▶ **Exercise input**:
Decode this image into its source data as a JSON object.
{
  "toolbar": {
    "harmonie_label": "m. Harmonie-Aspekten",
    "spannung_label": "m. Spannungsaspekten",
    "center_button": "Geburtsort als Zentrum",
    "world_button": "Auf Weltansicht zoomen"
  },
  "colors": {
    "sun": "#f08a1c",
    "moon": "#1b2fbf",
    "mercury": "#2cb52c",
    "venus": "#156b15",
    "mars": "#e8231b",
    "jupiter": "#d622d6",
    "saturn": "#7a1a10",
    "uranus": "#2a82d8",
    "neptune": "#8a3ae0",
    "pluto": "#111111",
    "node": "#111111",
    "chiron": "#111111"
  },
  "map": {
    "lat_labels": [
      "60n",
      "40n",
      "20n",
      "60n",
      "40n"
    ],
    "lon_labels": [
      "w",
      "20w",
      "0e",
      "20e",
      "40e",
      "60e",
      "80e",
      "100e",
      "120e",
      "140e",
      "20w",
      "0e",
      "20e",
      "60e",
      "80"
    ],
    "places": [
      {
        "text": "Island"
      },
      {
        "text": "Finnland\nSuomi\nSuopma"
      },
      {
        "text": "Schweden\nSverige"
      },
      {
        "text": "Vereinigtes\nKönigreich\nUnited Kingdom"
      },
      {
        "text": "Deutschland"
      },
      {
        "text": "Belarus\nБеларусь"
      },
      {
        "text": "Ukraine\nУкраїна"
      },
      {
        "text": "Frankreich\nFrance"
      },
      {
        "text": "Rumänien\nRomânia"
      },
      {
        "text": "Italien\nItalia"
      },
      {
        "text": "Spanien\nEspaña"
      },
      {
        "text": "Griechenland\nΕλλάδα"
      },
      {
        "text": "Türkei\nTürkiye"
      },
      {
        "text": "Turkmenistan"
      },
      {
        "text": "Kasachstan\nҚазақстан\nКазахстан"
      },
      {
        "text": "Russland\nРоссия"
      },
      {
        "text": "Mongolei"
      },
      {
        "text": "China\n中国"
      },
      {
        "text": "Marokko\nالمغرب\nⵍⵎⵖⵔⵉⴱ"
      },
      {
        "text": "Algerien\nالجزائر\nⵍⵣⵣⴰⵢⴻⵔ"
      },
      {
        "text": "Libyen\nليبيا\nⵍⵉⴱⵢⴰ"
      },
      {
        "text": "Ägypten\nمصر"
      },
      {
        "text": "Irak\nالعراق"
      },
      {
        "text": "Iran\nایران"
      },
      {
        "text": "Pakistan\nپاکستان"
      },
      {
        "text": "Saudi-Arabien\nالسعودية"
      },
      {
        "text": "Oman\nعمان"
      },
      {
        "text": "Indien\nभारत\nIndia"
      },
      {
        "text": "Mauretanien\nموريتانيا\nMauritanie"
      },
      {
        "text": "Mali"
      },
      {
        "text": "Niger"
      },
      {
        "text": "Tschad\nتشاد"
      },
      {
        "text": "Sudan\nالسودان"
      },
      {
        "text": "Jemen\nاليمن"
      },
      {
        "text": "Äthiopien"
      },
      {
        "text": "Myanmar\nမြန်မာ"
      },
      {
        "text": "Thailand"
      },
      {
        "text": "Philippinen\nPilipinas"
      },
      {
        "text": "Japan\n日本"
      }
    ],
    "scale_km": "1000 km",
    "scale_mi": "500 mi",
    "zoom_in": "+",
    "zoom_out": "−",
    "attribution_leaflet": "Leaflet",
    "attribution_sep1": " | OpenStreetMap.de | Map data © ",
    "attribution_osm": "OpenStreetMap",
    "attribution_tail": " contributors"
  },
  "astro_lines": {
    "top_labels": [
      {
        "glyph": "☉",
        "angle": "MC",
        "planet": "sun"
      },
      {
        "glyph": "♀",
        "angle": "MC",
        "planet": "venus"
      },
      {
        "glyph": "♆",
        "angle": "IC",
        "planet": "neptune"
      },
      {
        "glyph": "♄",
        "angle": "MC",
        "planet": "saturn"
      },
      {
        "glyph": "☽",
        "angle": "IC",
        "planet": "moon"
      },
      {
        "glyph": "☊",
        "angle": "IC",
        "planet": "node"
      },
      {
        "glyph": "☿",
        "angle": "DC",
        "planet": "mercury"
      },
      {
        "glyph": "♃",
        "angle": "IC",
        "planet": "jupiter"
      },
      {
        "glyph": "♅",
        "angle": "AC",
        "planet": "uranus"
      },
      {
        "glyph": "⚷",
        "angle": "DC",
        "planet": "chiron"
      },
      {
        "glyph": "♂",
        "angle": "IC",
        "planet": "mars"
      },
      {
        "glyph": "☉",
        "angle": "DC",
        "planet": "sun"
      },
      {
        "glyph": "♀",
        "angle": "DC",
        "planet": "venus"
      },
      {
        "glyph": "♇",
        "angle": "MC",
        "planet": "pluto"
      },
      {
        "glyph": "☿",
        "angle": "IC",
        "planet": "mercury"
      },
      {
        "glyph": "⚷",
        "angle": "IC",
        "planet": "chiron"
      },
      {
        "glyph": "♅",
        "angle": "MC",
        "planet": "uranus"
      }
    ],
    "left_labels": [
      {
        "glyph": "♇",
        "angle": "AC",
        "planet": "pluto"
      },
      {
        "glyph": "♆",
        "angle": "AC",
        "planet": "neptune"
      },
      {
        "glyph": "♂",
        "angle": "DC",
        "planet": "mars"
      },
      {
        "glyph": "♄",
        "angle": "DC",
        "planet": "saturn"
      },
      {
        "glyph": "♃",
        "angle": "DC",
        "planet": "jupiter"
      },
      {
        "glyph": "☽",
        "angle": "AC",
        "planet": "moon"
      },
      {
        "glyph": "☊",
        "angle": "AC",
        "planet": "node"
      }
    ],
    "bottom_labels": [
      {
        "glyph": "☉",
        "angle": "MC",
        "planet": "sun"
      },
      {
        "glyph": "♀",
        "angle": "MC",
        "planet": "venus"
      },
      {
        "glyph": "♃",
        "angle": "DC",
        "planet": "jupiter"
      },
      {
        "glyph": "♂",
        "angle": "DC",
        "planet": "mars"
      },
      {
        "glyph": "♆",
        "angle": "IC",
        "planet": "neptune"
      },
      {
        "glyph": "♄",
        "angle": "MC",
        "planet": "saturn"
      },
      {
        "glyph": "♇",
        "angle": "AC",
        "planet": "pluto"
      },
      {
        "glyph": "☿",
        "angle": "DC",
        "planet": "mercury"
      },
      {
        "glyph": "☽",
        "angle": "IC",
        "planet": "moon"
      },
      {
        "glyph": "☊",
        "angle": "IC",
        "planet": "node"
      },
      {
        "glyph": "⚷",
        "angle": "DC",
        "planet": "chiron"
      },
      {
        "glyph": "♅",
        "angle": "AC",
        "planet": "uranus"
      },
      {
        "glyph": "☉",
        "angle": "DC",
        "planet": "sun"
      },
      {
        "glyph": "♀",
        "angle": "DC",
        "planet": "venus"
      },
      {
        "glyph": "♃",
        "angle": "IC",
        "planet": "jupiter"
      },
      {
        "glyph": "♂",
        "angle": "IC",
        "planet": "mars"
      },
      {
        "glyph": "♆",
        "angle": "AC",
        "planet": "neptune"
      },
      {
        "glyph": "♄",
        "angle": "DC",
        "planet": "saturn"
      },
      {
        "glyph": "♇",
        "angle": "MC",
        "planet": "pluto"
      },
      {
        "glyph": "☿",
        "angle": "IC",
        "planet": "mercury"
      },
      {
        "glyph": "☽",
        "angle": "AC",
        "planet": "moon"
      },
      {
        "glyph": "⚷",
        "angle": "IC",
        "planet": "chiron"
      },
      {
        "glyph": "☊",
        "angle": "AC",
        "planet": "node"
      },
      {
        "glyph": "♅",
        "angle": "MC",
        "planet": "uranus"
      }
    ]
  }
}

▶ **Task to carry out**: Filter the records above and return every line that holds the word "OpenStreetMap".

▶ **Result below**:
    "attribution_sep1": " | OpenStreetMap.de | Map data © ",
    "attribution_osm": "OpenStreetMap",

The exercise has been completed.